• Available records:
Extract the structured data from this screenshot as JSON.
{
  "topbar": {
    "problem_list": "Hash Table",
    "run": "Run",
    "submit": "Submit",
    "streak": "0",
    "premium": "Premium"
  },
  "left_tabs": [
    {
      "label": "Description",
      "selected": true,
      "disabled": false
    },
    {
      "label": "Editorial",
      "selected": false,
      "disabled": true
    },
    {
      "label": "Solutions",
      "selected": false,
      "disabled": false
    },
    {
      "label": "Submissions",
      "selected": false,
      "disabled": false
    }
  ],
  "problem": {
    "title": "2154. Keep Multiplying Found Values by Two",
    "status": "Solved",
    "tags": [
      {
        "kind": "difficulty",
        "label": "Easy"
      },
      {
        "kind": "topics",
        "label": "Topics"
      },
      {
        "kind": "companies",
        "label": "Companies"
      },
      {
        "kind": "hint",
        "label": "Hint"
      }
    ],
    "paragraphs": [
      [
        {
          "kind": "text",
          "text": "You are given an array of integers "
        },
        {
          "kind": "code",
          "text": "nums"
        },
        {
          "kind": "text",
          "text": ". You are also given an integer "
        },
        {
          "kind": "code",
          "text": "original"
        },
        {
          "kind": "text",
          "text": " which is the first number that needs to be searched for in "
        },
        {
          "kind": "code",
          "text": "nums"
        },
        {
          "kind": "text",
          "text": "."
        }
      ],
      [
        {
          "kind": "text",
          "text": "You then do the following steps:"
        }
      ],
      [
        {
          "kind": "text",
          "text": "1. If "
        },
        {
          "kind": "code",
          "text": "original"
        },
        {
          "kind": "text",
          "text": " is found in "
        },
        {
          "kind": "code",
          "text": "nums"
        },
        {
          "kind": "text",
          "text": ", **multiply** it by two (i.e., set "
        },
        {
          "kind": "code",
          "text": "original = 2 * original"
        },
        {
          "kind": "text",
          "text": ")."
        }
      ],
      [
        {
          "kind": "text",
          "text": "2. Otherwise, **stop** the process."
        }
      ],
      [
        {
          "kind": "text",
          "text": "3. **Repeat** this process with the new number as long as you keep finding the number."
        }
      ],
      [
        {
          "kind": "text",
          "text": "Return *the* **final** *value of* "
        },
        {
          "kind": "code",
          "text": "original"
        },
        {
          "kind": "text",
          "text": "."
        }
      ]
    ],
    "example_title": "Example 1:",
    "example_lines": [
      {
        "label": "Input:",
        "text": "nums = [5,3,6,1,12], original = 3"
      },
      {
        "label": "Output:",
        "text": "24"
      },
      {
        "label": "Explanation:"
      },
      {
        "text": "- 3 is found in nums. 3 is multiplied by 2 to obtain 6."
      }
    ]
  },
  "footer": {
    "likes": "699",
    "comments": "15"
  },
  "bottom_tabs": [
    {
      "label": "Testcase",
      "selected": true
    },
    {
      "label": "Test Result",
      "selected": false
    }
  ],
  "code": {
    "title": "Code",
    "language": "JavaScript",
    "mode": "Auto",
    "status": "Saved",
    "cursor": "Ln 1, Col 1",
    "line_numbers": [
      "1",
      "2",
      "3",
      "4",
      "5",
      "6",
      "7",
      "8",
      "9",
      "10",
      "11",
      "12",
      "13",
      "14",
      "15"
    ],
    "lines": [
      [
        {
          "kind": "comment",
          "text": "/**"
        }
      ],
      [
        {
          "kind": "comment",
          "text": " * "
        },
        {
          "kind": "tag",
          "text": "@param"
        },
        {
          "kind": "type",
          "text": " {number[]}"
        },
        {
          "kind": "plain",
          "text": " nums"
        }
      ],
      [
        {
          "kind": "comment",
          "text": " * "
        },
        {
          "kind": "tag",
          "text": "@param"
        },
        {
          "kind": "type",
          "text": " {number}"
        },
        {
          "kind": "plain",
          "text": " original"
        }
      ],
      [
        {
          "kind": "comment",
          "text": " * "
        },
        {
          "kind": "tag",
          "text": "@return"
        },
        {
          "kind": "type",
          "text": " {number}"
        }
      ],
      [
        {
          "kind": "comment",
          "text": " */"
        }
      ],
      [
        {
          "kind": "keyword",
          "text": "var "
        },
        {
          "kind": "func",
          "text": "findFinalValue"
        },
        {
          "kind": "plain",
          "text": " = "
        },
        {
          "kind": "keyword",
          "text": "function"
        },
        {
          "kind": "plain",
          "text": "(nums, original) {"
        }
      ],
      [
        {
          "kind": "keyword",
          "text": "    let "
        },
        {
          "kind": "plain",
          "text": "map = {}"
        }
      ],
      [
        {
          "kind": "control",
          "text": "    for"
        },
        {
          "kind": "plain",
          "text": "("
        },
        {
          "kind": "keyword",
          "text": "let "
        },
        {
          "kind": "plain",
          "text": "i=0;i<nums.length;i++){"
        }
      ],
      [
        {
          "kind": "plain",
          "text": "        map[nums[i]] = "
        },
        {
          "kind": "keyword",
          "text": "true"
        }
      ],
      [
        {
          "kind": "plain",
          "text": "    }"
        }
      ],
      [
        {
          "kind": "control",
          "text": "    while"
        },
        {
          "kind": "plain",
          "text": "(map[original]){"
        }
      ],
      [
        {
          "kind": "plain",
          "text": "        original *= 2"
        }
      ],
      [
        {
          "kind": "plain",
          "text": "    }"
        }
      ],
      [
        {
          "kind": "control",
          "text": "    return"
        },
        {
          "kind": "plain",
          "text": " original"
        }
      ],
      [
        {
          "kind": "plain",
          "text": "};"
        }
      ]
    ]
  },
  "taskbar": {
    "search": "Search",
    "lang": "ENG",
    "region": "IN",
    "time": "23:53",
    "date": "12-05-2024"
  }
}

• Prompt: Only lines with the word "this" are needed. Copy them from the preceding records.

• Solved problem:
Extract the structured data from this screenshot as JSON.
          "text": "3. **Repeat** this process with the new number as long as you keep finding the number."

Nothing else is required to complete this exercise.